Alexandria, VA – September 28, 2015
This text conversation is funny, but it also highlights a trend I have found to be troubling.
In these current times of relentless campaigning, photos opportunities, and “gotcha” moments, opposition research, or “oppo,” is everything. Oppo is done on every level from local campaigns to national. Of course, the resources at a candidate’s disposal are much greater in statewide, congressional and national campaigns, so you can expect oppo to be more far-reaching, and more detailed, if more is at stake.
Much has been written about why it is that so few women run for political office. One theory is that less women than men run for office because women are generally unwilling to subject themselves and their families to the unrelenting, take-no-prisoners approach that campaigns have become, and oppo has a lot to do with that.
And mind you, I’m not talking about oppositional research to discover where candidates really stand on issues, or to find out what they said about, e.g., the Second Amendment or socialized medicine. I’m talking about oppo on a candidate’s entire personal life, e.g., what their marriage is/was like, what their children do, etc.
When I was in my early twenties, I thought in more purist, black and white terms, so to speak. Now, there are things that possibly would have been dealbreakers for me in a candidate when I was twenty years old, but would not necessarily be so now.
Obviously, there are certain things about a candidate that, if you knew, would be (and should be) total dealbreakers. However, there are other things that, depending on the circumstances, may or may not be dealbreakers.
Everyone has baggage; it’s only a matter of how much, and of what type. How do you deal with the baggage? How do you deal with your mistake? Is the baggage revealed about a candidate going to affect how he/she would govern?
Everyone has made some mistakes, or faux pas. We are human! It is unrealistic to expect a candidate never to have uttered a foul word against someone, or never to have gotten angry about something, or never to have said anything even remotely embarrassing. Oppo will continue to be a central part of all campaigns, until maybe some candidate has the guts to, when confronted with the embarrassing info, stand up and say, So what? Yes, I made a mistake, but I fessed up to it, accepted the consequences, and dealt with it. We’re all human; none of us are perfect. Let’s move on. But most candidates are too worried about appearances, optics, and possible missteps.

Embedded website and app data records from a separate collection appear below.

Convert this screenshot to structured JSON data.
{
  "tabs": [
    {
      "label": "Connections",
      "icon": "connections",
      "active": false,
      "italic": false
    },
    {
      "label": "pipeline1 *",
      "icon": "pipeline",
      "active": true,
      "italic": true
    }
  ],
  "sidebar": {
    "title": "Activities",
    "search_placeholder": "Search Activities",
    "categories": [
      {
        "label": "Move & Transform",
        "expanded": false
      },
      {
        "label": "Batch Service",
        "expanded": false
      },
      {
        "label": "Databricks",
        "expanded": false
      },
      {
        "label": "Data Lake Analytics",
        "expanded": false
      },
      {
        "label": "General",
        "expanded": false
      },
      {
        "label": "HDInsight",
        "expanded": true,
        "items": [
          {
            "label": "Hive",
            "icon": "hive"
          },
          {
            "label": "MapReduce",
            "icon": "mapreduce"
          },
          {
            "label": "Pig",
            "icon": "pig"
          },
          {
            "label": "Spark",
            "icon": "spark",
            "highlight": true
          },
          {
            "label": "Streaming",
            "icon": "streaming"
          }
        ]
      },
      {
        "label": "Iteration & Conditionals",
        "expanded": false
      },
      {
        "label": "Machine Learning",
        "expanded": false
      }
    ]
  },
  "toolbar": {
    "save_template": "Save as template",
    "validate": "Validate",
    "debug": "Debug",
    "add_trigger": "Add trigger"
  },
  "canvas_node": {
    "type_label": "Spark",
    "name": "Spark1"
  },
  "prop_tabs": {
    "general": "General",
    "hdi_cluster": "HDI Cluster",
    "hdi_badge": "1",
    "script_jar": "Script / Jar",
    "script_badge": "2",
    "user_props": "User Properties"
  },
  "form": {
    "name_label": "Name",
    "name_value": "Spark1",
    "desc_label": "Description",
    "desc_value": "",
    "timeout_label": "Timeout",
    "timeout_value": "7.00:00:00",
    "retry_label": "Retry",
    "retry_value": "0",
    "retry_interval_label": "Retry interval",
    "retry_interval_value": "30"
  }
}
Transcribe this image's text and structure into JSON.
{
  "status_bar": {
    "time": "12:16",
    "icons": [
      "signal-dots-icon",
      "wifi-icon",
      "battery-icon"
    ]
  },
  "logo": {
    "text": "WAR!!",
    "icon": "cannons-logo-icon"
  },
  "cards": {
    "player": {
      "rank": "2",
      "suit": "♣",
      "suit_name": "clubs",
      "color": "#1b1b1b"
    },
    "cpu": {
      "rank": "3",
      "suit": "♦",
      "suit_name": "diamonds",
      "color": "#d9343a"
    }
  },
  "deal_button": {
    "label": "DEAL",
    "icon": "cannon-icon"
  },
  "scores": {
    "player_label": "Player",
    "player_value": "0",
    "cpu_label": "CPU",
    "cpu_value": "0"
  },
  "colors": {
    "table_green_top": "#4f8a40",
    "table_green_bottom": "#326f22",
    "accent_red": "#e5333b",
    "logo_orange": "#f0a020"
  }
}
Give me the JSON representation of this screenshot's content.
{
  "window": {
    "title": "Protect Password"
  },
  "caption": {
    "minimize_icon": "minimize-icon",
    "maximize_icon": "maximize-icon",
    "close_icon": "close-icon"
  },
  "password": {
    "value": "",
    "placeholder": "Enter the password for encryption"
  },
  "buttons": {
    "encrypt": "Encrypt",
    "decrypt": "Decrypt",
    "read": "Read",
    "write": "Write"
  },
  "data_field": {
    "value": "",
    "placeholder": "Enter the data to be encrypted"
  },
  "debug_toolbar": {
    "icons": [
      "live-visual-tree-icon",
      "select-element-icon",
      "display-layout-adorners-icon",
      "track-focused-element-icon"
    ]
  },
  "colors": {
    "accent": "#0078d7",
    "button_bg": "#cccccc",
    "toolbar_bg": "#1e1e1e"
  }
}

I would love to one day see a candidate who says, Hey, if you’re not going to vote for me because I did whatever, then I guess you won’t vote for me. Now let’s talk about economics/liberty/privacy/defense/ budget/insert issue here.